■ Exercise directions ■
Restate the entries word for word, omitting nothing.

■ Data ■
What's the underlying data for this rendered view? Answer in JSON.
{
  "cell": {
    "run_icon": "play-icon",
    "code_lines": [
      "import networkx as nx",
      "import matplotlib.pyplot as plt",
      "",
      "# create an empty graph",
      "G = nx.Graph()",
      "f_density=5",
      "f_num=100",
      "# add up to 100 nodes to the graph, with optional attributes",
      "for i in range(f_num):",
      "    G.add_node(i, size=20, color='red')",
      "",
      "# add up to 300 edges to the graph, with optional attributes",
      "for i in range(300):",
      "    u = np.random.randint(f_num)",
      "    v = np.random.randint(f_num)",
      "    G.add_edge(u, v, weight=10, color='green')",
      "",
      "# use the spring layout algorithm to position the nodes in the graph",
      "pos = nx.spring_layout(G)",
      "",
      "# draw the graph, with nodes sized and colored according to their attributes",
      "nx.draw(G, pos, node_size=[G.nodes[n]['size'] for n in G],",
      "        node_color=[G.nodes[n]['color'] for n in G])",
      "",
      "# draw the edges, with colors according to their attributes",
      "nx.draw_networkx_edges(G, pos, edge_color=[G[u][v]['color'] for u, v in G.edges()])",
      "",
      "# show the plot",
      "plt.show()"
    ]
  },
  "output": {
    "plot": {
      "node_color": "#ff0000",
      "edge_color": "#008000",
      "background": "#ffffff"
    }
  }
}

■ Answer to the exercise ■
What's the underlying data for this rendered view? Answer in JSON.
{
  "cell": {
    "run_icon": "play-icon",
    "code_lines": [
      "import networkx as nx",
      "import matplotlib.pyplot as plt",
      "",
      "# create an empty graph",
      "G = nx.Graph()",
      "f_density=5",
      "f_num=100",
      "# add up to 100 nodes to the graph, with optional attributes",
      "for i in range(f_num):",
      "    G.add_node(i, size=20, color='red')",
      "",
      "# add up to 300 edges to the graph, with optional attributes",
      "for i in range(300):",
      "    u = np.random.randint(f_num)",
      "    v = np.random.randint(f_num)",
      "    G.add_edge(u, v, weight=10, color='green')",
      "",
      "# use the spring layout algorithm to position the nodes in the graph",
      "pos = nx.spring_layout(G)",
      "",
      "# draw the graph, with nodes sized and colored according to their attributes",
      "nx.draw(G, pos, node_size=[G.nodes[n]['size'] for n in G],",
      "        node_color=[G.nodes[n]['color'] for n in G])",
      "",
      "# draw the edges, with colors according to their attributes",
      "nx.draw_networkx_edges(G, pos, edge_color=[G[u][v]['color'] for u, v in G.edges()])",
      "",
      "# show the plot",
      "plt.show()"
    ]
  },
  "output": {
    "plot": {
      "node_color": "#ff0000",
      "edge_color": "#008000",
      "background": "#ffffff"
    }
  }
}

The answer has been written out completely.